Children between the ages of one and five years old can go to a nursery. Nurseries are a voluntary offer provided for kids whose parents are working or studying. The municipalities are responsible for providing nurseries in Norway, but there are also private alternatives. Children who attend nurseries should be registered as living in Norway. The children have a right to a nursery in their hometown if they apply before the deadline, which is determined by the municipalities. Children have a right to a nursery at the end of their birth month the year they are applying.
If you are staying temporarily with children in Norway, you can contact the municipality or a private nursery to see if they have any space available, but they are not obliged to give it to you. Read more about nurseries here.
Parents have the right to 12 months of parental leave in connection to the birth of a child. This includes the mother’s right to 12 weeks of leave during the pregnancy and six weeks reserved for immediately after the birth.
You should apply for parental leave at least three months before you want the leave to start.
In addition to these first twelve months, each parent has the right to one year each of parental leave per child. This leave should be held immediately after the first 12 months. If you are the only parent with an income, you may be entitled to both the years yourself. Other people who look after the child may also have the right to parental leave for your child.
Adoptive parents and foster parents also have the right to parental leave from the time that the care for the child starts. This does not apply if the adopted child has reached the age of 15.

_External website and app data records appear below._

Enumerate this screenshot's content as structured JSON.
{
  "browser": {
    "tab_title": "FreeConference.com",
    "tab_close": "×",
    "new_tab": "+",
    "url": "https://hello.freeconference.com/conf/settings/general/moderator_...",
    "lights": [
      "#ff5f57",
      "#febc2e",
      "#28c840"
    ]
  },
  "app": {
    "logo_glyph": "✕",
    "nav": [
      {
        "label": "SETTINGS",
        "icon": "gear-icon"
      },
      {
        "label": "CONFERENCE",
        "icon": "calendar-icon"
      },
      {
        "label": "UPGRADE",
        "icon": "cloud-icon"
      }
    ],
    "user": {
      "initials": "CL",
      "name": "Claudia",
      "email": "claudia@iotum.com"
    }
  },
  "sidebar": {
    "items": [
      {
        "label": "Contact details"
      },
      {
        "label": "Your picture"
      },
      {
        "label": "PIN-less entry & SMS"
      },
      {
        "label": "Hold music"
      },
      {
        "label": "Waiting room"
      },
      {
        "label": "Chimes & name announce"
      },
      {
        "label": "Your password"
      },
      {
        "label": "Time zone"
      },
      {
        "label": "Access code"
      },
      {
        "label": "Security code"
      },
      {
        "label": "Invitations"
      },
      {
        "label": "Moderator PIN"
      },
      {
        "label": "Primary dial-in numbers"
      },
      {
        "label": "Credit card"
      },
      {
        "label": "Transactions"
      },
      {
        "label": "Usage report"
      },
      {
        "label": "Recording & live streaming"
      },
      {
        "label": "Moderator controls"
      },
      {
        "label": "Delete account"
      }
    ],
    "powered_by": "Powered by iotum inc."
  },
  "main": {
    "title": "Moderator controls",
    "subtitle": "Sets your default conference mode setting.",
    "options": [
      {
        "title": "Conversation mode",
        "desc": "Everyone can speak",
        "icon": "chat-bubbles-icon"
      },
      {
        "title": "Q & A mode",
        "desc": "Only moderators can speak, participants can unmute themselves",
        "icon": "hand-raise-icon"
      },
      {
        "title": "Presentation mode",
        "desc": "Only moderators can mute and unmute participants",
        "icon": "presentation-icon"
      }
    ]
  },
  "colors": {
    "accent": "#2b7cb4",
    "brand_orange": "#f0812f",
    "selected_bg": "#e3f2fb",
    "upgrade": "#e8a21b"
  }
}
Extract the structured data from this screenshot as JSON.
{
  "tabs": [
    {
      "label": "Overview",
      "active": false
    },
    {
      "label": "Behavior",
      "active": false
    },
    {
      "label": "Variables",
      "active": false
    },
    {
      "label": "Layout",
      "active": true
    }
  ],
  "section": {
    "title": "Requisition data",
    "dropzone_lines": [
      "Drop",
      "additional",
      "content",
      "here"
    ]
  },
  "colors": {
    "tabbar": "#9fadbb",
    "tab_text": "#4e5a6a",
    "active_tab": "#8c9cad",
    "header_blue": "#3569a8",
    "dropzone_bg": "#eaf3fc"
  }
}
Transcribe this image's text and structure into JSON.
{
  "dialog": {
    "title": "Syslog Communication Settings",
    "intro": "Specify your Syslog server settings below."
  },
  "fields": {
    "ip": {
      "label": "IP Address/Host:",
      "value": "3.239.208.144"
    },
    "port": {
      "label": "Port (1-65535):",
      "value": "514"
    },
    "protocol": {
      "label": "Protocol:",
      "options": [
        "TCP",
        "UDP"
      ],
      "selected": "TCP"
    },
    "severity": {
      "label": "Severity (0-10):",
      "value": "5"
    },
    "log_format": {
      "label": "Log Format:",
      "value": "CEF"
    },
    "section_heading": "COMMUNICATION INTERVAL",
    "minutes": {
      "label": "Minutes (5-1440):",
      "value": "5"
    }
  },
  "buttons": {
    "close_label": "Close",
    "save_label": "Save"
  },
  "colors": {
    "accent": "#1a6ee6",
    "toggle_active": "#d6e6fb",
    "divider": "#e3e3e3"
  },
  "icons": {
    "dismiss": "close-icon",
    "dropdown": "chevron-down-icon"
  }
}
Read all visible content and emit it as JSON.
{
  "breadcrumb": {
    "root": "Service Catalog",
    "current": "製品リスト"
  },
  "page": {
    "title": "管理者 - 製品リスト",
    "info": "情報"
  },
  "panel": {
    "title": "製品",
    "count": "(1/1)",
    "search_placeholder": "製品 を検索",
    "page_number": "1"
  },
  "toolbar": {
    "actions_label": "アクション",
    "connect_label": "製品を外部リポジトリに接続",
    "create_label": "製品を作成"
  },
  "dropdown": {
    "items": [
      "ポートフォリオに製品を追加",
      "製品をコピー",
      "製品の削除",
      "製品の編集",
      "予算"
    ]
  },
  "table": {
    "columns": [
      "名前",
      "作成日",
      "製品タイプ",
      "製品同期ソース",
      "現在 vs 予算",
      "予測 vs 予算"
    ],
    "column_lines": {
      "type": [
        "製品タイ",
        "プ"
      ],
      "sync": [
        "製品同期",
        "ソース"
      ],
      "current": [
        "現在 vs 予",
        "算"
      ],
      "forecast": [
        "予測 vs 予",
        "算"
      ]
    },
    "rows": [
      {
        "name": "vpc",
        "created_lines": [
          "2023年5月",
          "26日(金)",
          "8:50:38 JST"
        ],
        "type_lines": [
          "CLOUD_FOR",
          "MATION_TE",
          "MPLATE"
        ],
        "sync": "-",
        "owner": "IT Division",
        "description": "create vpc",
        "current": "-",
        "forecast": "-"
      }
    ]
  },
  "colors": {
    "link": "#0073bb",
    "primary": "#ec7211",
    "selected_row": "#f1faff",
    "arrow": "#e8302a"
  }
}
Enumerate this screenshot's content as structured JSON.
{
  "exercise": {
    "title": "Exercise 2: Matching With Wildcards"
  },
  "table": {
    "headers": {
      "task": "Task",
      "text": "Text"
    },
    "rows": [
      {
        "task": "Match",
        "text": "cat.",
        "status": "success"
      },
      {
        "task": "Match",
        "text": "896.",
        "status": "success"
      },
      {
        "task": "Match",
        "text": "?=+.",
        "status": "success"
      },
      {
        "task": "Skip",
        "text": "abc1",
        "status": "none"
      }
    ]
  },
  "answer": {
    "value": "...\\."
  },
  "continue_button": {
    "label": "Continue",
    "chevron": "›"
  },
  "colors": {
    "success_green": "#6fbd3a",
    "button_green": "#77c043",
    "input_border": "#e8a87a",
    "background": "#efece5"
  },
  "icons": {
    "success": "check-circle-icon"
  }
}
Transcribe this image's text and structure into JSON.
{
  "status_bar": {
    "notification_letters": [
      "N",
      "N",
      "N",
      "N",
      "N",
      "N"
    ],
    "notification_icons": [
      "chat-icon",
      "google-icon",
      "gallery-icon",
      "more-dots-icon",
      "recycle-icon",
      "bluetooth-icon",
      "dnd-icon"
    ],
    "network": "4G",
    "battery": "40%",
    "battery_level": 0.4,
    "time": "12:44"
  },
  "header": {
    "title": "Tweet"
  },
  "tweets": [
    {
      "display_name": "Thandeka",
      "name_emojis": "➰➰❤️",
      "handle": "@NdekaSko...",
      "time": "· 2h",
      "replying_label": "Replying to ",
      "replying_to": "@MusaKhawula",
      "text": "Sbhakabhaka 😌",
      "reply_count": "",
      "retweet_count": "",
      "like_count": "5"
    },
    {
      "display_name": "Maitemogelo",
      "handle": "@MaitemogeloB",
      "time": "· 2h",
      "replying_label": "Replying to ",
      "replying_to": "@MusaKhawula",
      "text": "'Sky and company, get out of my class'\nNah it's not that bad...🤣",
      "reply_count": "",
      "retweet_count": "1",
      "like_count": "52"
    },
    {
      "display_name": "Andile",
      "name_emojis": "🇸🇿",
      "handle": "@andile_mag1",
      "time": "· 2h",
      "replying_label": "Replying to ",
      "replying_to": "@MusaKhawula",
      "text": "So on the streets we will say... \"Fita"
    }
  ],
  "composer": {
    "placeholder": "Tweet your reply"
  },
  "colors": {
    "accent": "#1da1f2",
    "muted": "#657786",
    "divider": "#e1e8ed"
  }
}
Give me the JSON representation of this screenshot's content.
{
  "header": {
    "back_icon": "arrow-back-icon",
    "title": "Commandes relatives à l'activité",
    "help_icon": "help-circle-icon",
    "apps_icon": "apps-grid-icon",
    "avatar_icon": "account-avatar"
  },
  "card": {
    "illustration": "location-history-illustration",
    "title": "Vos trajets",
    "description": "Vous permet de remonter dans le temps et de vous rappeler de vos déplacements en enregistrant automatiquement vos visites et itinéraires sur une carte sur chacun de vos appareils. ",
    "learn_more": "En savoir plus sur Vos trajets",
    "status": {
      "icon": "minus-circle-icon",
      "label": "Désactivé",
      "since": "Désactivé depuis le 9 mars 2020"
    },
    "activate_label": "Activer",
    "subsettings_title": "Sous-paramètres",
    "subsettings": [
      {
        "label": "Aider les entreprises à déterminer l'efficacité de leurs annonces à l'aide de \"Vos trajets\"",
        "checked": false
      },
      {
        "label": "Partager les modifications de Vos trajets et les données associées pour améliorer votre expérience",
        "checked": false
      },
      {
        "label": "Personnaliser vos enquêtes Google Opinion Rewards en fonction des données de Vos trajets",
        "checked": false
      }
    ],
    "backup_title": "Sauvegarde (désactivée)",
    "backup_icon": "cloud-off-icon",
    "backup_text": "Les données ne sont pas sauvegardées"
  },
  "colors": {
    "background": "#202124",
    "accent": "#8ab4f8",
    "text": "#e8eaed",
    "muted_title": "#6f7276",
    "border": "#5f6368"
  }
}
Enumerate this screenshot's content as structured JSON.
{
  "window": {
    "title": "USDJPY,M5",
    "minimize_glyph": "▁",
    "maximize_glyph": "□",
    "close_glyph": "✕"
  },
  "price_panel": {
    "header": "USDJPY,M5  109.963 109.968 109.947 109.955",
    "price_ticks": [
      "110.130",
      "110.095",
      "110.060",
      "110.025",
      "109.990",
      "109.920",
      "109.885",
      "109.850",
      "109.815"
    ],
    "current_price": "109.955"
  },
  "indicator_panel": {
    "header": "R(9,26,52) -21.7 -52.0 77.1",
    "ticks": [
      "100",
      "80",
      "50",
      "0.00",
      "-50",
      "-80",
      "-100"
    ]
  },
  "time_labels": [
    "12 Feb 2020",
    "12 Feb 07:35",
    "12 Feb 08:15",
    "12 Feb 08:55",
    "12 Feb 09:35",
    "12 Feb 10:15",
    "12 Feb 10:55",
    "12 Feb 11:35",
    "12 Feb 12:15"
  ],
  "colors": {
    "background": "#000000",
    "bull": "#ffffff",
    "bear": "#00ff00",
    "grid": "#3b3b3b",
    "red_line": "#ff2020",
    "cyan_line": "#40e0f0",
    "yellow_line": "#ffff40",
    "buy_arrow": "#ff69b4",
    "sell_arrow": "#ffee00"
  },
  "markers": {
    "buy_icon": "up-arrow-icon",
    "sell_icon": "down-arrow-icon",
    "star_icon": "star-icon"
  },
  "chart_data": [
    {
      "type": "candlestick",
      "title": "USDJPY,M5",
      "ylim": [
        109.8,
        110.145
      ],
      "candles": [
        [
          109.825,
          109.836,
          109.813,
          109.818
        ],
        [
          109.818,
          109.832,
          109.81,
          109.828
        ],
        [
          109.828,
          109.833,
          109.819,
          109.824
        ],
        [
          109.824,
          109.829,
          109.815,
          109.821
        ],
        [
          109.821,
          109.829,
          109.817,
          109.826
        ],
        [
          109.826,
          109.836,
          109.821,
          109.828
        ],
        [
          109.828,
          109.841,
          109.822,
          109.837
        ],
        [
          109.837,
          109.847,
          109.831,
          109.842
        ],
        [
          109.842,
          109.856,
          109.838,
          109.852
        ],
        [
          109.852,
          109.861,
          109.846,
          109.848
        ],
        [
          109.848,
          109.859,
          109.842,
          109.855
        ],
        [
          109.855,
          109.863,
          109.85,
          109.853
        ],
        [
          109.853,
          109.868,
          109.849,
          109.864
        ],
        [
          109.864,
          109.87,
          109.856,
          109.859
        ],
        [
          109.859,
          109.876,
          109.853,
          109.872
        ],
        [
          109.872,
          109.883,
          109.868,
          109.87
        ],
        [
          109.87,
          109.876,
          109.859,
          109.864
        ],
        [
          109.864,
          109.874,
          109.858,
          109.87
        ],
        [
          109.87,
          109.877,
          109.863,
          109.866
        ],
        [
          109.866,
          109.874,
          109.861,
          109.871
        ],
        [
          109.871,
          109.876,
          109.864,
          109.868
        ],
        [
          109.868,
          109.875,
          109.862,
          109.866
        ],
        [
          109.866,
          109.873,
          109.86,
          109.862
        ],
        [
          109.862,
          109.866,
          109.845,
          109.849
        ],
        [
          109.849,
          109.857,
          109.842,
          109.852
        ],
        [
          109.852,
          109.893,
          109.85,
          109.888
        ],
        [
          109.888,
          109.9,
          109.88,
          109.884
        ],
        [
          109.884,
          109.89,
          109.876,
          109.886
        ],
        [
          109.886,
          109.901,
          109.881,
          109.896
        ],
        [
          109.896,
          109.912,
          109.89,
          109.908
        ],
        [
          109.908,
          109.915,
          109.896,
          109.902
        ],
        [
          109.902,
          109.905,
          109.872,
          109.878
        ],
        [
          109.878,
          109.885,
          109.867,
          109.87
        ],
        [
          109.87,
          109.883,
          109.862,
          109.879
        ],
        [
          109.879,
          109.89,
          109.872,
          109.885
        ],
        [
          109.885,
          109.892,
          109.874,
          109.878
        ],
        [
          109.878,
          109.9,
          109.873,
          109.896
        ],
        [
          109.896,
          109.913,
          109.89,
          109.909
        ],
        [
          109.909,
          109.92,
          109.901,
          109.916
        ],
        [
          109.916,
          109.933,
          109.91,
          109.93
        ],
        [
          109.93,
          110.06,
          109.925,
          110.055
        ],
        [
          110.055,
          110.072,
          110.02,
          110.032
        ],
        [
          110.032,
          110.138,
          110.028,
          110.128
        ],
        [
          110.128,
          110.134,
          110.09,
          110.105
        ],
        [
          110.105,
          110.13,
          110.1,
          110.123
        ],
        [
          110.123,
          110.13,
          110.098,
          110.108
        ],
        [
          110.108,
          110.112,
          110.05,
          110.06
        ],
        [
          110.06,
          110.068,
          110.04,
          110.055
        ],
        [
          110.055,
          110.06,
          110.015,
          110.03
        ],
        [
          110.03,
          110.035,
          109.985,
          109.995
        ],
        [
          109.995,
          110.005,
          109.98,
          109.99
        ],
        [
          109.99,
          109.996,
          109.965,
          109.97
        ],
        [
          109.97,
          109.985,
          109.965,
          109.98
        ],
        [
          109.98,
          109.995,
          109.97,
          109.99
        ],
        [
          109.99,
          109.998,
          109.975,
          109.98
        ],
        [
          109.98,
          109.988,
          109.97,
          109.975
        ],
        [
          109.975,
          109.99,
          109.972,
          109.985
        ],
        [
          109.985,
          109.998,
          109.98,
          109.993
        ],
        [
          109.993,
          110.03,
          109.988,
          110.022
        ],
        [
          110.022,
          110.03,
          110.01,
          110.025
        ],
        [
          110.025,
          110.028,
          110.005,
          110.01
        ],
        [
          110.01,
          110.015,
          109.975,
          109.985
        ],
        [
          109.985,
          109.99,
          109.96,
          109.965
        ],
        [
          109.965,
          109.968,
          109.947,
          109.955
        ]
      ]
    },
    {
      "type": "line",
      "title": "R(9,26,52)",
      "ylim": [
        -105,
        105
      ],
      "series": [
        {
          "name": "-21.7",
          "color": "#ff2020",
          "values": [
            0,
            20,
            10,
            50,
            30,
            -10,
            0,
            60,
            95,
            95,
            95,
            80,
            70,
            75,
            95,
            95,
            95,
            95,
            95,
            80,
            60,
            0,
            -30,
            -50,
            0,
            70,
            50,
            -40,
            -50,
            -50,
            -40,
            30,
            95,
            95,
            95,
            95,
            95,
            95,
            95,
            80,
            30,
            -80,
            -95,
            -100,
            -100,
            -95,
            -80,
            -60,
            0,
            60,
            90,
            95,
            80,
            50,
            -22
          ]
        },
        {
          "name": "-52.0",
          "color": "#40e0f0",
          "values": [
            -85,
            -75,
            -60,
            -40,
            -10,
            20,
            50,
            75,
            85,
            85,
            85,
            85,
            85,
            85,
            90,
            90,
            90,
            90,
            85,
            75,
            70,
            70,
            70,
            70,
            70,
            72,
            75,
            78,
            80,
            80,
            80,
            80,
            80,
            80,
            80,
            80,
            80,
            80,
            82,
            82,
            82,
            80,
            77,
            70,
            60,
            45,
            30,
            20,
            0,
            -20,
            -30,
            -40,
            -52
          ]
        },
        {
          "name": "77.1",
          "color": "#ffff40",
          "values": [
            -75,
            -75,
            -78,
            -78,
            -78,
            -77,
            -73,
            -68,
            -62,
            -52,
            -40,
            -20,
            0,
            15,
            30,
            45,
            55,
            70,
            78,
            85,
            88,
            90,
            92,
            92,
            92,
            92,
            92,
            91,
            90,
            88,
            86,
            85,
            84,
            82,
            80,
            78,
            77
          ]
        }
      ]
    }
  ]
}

Most people with the right to parental leave also have the right to parental benefits, which is a substitute for your salary when you stay at home with your child. To enjoy this right, you should meet several conditions. You can read more what these conditions are in the link below. In addition to this, you have the right to get payed for visits to the doctor for controls.
Many years of experience helping young jobseekers
Since 1985 we have helped young jobseekers find employment in another Nordic country through the exchange programme Nordjobb. Through this work, we have acquired extensive experience that will benefit you as a participant, so that you can get the best possible start in your new home country.